David: You are right, it is both clear and difficult. It is difficult because first you need funding and political will. IDUs and sex workers are rarely considered priority populations from the point of view of governments, but in concentrated HIV epidemics such as there are in Central Asia, these are exactly the populations that need to be prioritized.
Next, the populations themselves are difficult to reach. Because of stigma and discrimination, as well as the criminalization of sex work and drug use, people who engage in these activities are hidden. To reach them, we have to draw them out to drop-in centers that attract them with needed services, or find them with outreach workers who know and understand the population.
Lauren: Why do you think CAPACITY was successful? TUMAR?
David: Without a doubt it was the people; we had a tremendous staff working for CAPACITY and TUMAR – hard-working, dedicated staff and a great team. The same was true for our TUMAR sub-grantees. Without a doubt, it is because they wanted to make a difference that we were successful.
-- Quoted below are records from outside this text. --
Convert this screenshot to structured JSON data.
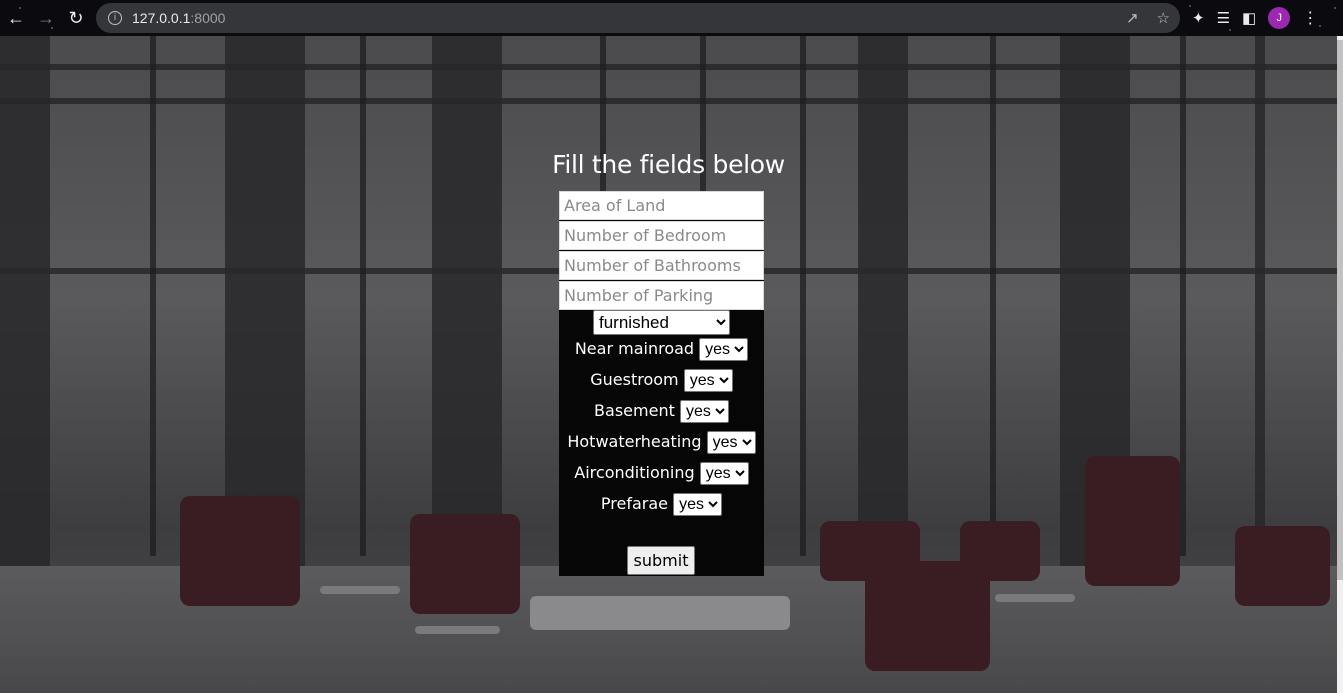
{
  "browser": {
    "url_host": "127.0.0.1",
    "url_port": ":8000",
    "avatar_letter": "J"
  },
  "page": {
    "title": "Fill the fields below",
    "inputs": {
      "area_placeholder": "Area of Land",
      "bedroom_placeholder": "Number of Bedroom",
      "bathrooms_placeholder": "Number of Bathrooms",
      "parking_placeholder": "Number of Parking"
    },
    "furnishing_selected": "furnished",
    "rows": [
      {
        "label": "Near mainroad",
        "selected": "yes"
      },
      {
        "label": "Guestroom",
        "selected": "yes"
      },
      {
        "label": "Basement",
        "selected": "yes"
      },
      {
        "label": "Hotwaterheating",
        "selected": "yes"
      },
      {
        "label": "Airconditioning",
        "selected": "yes"
      },
      {
        "label": "Prefarae",
        "selected": "yes"
      }
    ],
    "submit_label": "submit"
  }
}
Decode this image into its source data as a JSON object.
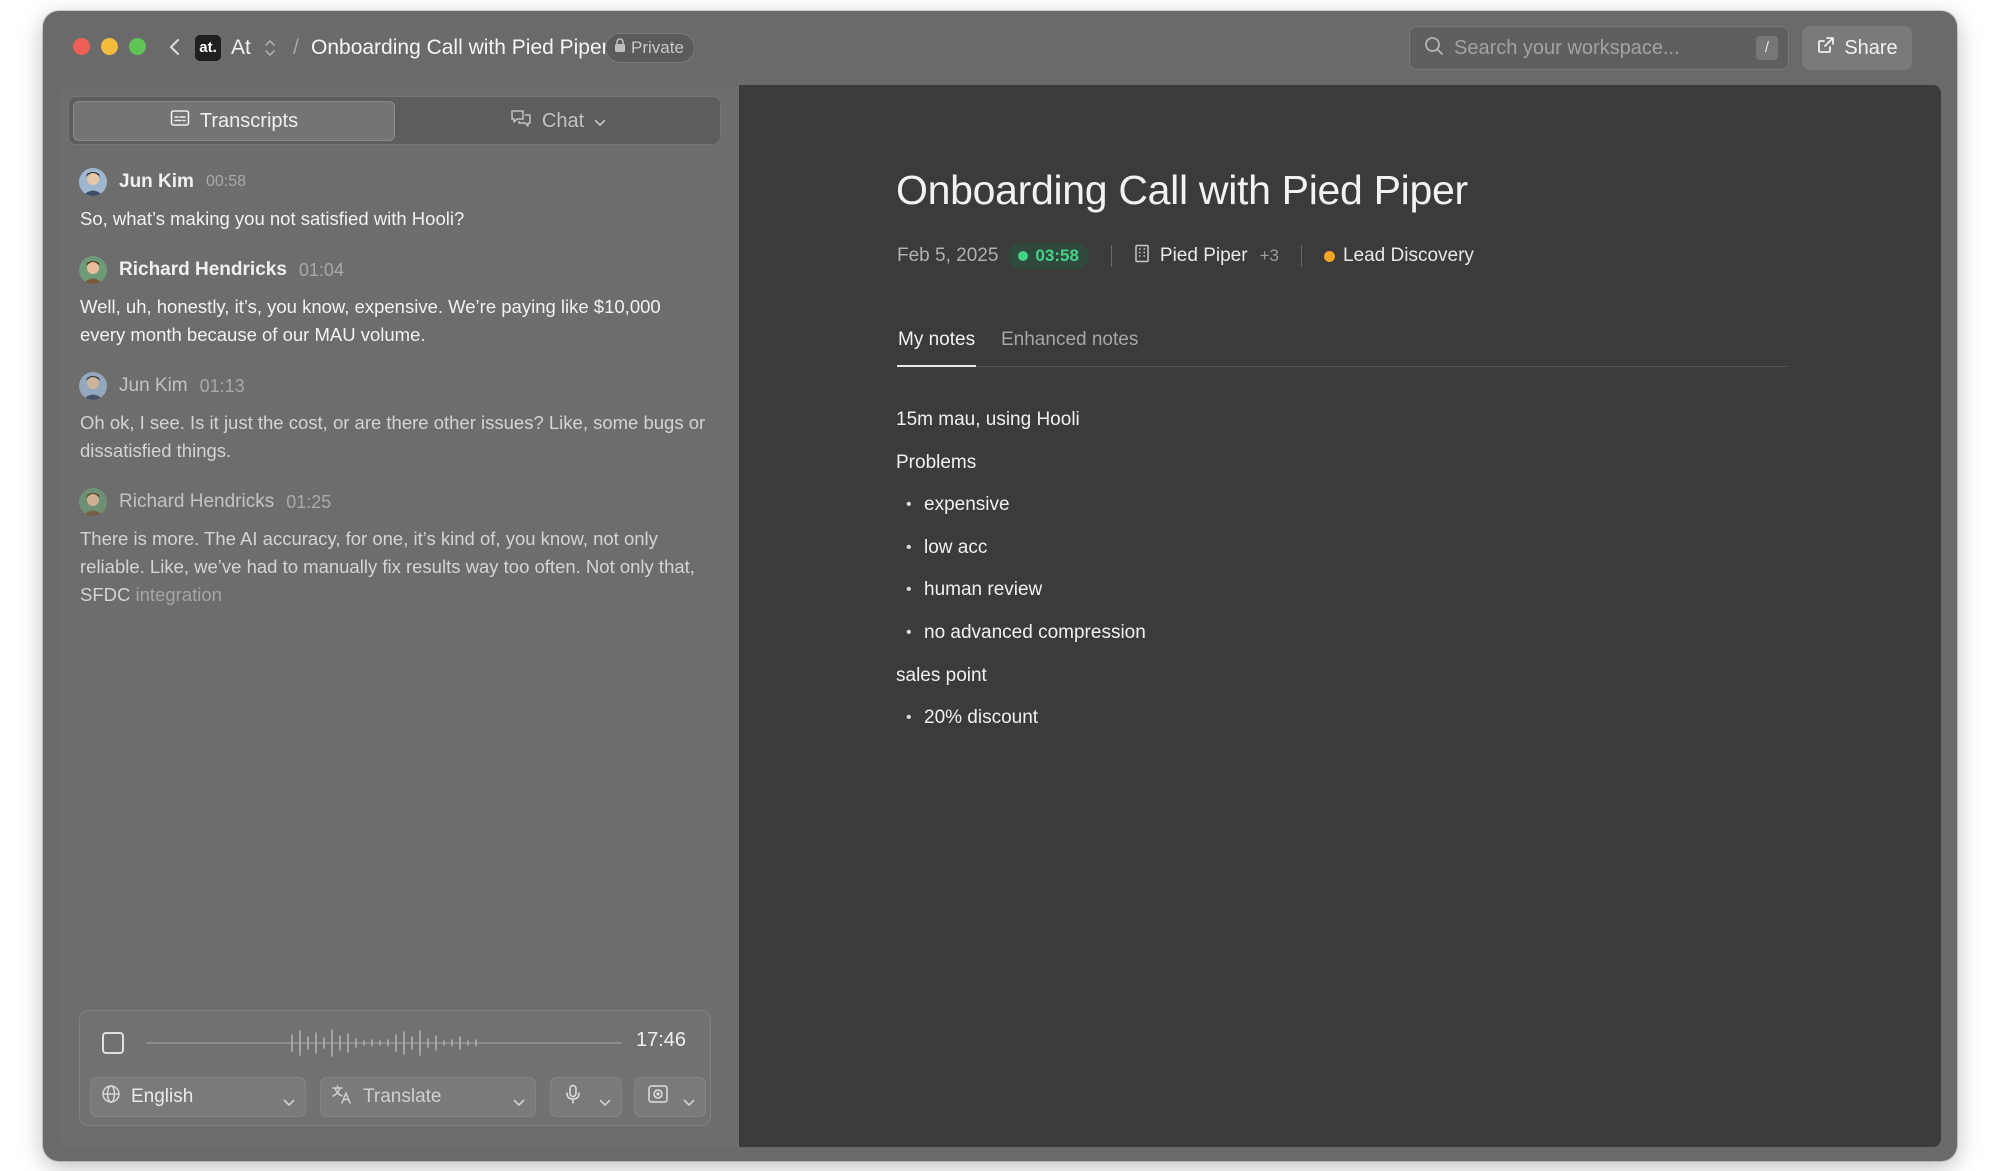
{
  "titlebar": {
    "workspace_logo": "at.",
    "workspace_name": "At",
    "breadcrumb_sep": "/",
    "meeting_title": "Onboarding Call with Pied Piper",
    "privacy_label": "Private",
    "search_placeholder": "Search your workspace...",
    "search_shortcut": "/",
    "share_label": "Share"
  },
  "left": {
    "tabs": [
      {
        "label": "Transcripts",
        "icon": "captions-icon",
        "active": true
      },
      {
        "label": "Chat",
        "icon": "chat-icon",
        "active": false
      }
    ],
    "messages": [
      {
        "speaker": "Jun Kim",
        "time": "00:58",
        "text": "So, what’s making you not satisfied with Hooli?"
      },
      {
        "speaker": "Richard Hendricks",
        "time": "01:04",
        "text": "Well, uh, honestly, it’s, you know, expensive. We’re paying like $10,000 every month because of our MAU volume."
      },
      {
        "speaker": "Jun Kim",
        "time": "01:13",
        "text": "Oh ok, I see. Is it just the cost, or are there other issues? Like, some bugs or dissatisfied things."
      },
      {
        "speaker": "Richard Hendricks",
        "time": "01:25",
        "text": "There is more. The AI accuracy, for one, it’s kind of, you know, not only reliable. Like, we’ve had to manually fix results way too often. Not only that, SFDC",
        "text_faded": "integration"
      }
    ],
    "player": {
      "elapsed": "17:46",
      "language": "English",
      "translate": "Translate"
    }
  },
  "doc": {
    "title": "Onboarding Call with Pied Piper",
    "date": "Feb 5, 2025",
    "duration": "03:58",
    "company": "Pied Piper",
    "company_extra": "+3",
    "tag": "Lead Discovery",
    "tabs": [
      "My notes",
      "Enhanced notes"
    ],
    "notes": [
      {
        "text": "15m mau, using Hooli",
        "bullet": false
      },
      {
        "text": "Problems",
        "bullet": false
      },
      {
        "text": "expensive",
        "bullet": true
      },
      {
        "text": "low acc",
        "bullet": true
      },
      {
        "text": "human review",
        "bullet": true
      },
      {
        "text": "no advanced compression",
        "bullet": true
      },
      {
        "text": "sales point",
        "bullet": false
      },
      {
        "text": "20% discount",
        "bullet": true
      }
    ]
  },
  "colors": {
    "duration_green": "#42d384",
    "tag_orange": "#f5a524",
    "traffic_red": "#ed5e55",
    "traffic_yellow": "#f4bc3c",
    "traffic_green": "#5fc454"
  }
}
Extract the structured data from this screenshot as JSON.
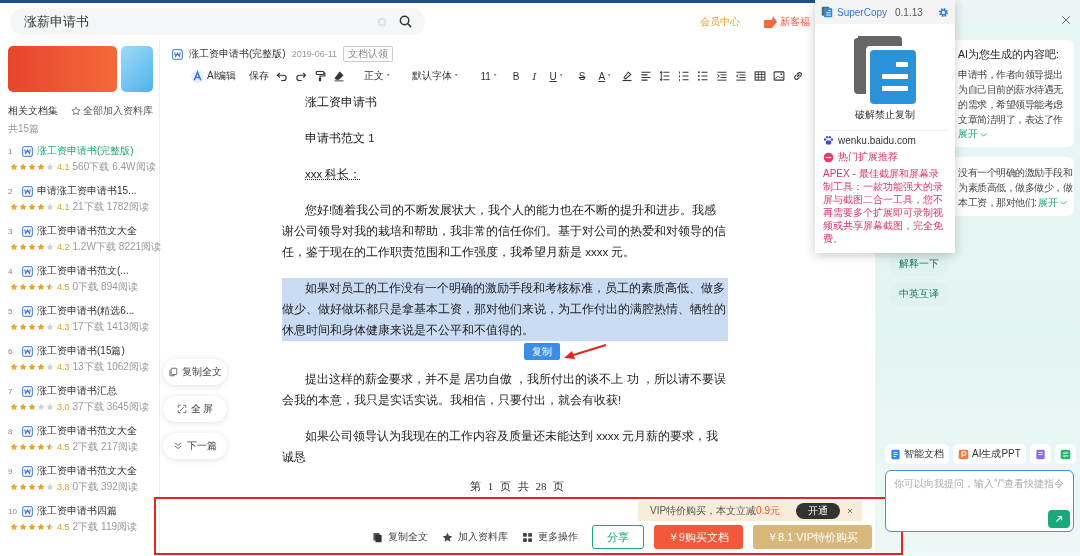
{
  "search": {
    "value": "涨薪申请书"
  },
  "header_links": [
    {
      "kind": "member",
      "label": "会员中心"
    },
    {
      "kind": "promo",
      "label": "新客福"
    }
  ],
  "sidebar": {
    "title": "相关文档集",
    "add_all": "全部加入资料库",
    "count": "共15篇",
    "items": [
      {
        "number": "1",
        "title": "涨工资申请书(完整版)",
        "stars": 4,
        "rating": "4.1",
        "downloads": "560下载",
        "reads": "6.4W阅读",
        "selected": true
      },
      {
        "number": "2",
        "title": "申请涨工资申请书15...",
        "stars": 4,
        "rating": "4.1",
        "downloads": "21下载",
        "reads": "1782阅读",
        "selected": false
      },
      {
        "number": "3",
        "title": "涨工资申请书范文大全",
        "stars": 4,
        "rating": "4.2",
        "downloads": "1.2W下载",
        "reads": "8221阅读",
        "selected": false
      },
      {
        "number": "4",
        "title": "涨工资申请书范文(...",
        "stars": 4.5,
        "rating": "4.5",
        "downloads": "0下载",
        "reads": "894阅读",
        "selected": false
      },
      {
        "number": "5",
        "title": "涨工资申请书(精选6...",
        "stars": 4,
        "rating": "4.3",
        "downloads": "17下载",
        "reads": "1413阅读",
        "selected": false
      },
      {
        "number": "6",
        "title": "涨工资申请书(15篇)",
        "stars": 4,
        "rating": "4.3",
        "downloads": "13下载",
        "reads": "1062阅读",
        "selected": false
      },
      {
        "number": "7",
        "title": "涨工资申请书汇总",
        "stars": 3,
        "rating": "3.0",
        "downloads": "37下载",
        "reads": "3645阅读",
        "selected": false
      },
      {
        "number": "8",
        "title": "涨工资申请书范文大全",
        "stars": 4.5,
        "rating": "4.5",
        "downloads": "2下载",
        "reads": "217阅读",
        "selected": false
      },
      {
        "number": "9",
        "title": "涨工资申请书范文大全",
        "stars": 4,
        "rating": "3.8",
        "downloads": "0下载",
        "reads": "392阅读",
        "selected": false
      },
      {
        "number": "10",
        "title": "涨工资申请书四篇",
        "stars": 4.5,
        "rating": "4.5",
        "downloads": "2下载",
        "reads": "119阅读",
        "selected": false
      }
    ]
  },
  "document": {
    "title": "涨工资申请书(完整版)",
    "date": "2019-06-11",
    "tag": "文档认领",
    "toolbar": {
      "ai": "AI编辑",
      "save": "保存",
      "dropdowns": [
        "正文",
        "默认字体",
        "11"
      ],
      "format": [
        {
          "kind": "bold",
          "glyph": "B"
        },
        {
          "kind": "italic",
          "glyph": "I"
        },
        {
          "kind": "underline",
          "glyph": "U"
        },
        {
          "kind": "strike",
          "glyph": "S"
        },
        {
          "kind": "color",
          "glyph": "A"
        }
      ]
    },
    "paragraphs": [
      {
        "kind": "title",
        "text": "涨工资申请书",
        "highlighted": false
      },
      {
        "kind": "title",
        "text": "申请书范文 1",
        "highlighted": false
      },
      {
        "kind": "salutation",
        "text": "xxx 科长：",
        "highlighted": false
      },
      {
        "kind": "body",
        "text": "您好!随着我公司的不断发展状大，我个人的能力也在不断的提升和进步。我感谢公司领导对我的栽培和帮助，我非常的信任你们。基于对公司的热爱和对领导的信任，鉴于现在的工作职责范围和工作强度，我希望月薪是 xxxx 元。",
        "highlighted": false
      },
      {
        "kind": "body",
        "text": "如果对员工的工作没有一个明确的激励手段和考核标准，员工的素质高低、做多做少、做好做坏都只是拿基本工资，那对他们来说，为工作付出的满腔热情、牺牲的休息时间和身体健康来说是不公平和不值得的。",
        "highlighted": true,
        "copy_tip": "复制"
      },
      {
        "kind": "body",
        "text": "提出这样的薪金要求，并不是 居功自傲 ，我所付出的谈不上 功 ，所以请不要误会我的本意，我只是实话实说。我相信，只要付出，就会有收获!",
        "highlighted": false
      },
      {
        "kind": "body",
        "text": "如果公司领导认为我现在的工作内容及质量还未能达到  xxxx  元月薪的要求，我诚恳",
        "highlighted": false
      }
    ],
    "page": "第 1 页 共 28 页"
  },
  "float_actions": [
    {
      "kind": "copy",
      "label": "复制全文"
    },
    {
      "kind": "fullscreen",
      "label": "全 屏"
    },
    {
      "kind": "next",
      "label": "下一篇"
    }
  ],
  "promo": {
    "text": "VIP特价购买，本文立减",
    "discount": "0.9元",
    "button": "开通"
  },
  "bottom_actions": [
    {
      "kind": "copy",
      "label": "复制全文"
    },
    {
      "kind": "favorite",
      "label": "加入资料库"
    },
    {
      "kind": "more",
      "label": "更多操作"
    }
  ],
  "buy_buttons": [
    {
      "kind": "outline",
      "label": "分享"
    },
    {
      "kind": "primary",
      "label": "￥9购买文档"
    },
    {
      "kind": "vip",
      "label": "￥8.1 VIP特价购买"
    }
  ],
  "ai_panel": {
    "cards": [
      {
        "title": "AI为您生成的内容吧:",
        "lines": [
          "申请书，作者向领导提出",
          "为自己目前的薪水待遇无",
          "的需求，希望领导能考虑",
          "文章简洁明了，表达了作"
        ],
        "expand": "展开"
      },
      {
        "lines": [
          "没有一个明确的激励手段和",
          "为素质高低，做多做少，做",
          "本工资，那对他们:"
        ],
        "expand": "展开"
      }
    ],
    "chips": [
      "解释一下",
      "中英互译"
    ],
    "tools": [
      {
        "kind": "doc",
        "label": "智能文档"
      },
      {
        "kind": "ppt",
        "label": "AI生成PPT"
      },
      {
        "kind": "note"
      },
      {
        "kind": "convert"
      }
    ],
    "input_placeholder": "你可以向我提问，输入\"/\"查看快捷指令"
  },
  "extension_popup": {
    "name": "SuperCopy",
    "version": "0.1.13",
    "action": "破解禁止复制",
    "site": "wenku.baidu.com",
    "recommend_title": "热门扩展推荐",
    "recommend_text": "APEX - 最佳截屏和屏幕录制工具：一款功能强大的录屏与截图二合一工具，您不再需要多个扩展即可录制视频或共享屏幕截图，完全免费。"
  }
}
Lauren: Now that these projects have ended, what are the remaining challenges in continuing to provide comprehensive services to IDUs?
David: First, we need funding and political commitment. The Office of the Global AIDS Coordinator (OGAC) and PEPFAR just released new guidelines for IDUs; this will significantly change how HIV prevention is done in the region. There is a need to continue building capacity among HIV prevention activity implementers. Through CAPACITY and TUMAR, we have shown that it is possible to achieve high coverage and significantly change behaviors among IDUs and sex workers. Now we need others to pick up the challenge and scale up efforts to replicate these efforts throughout Central Asia.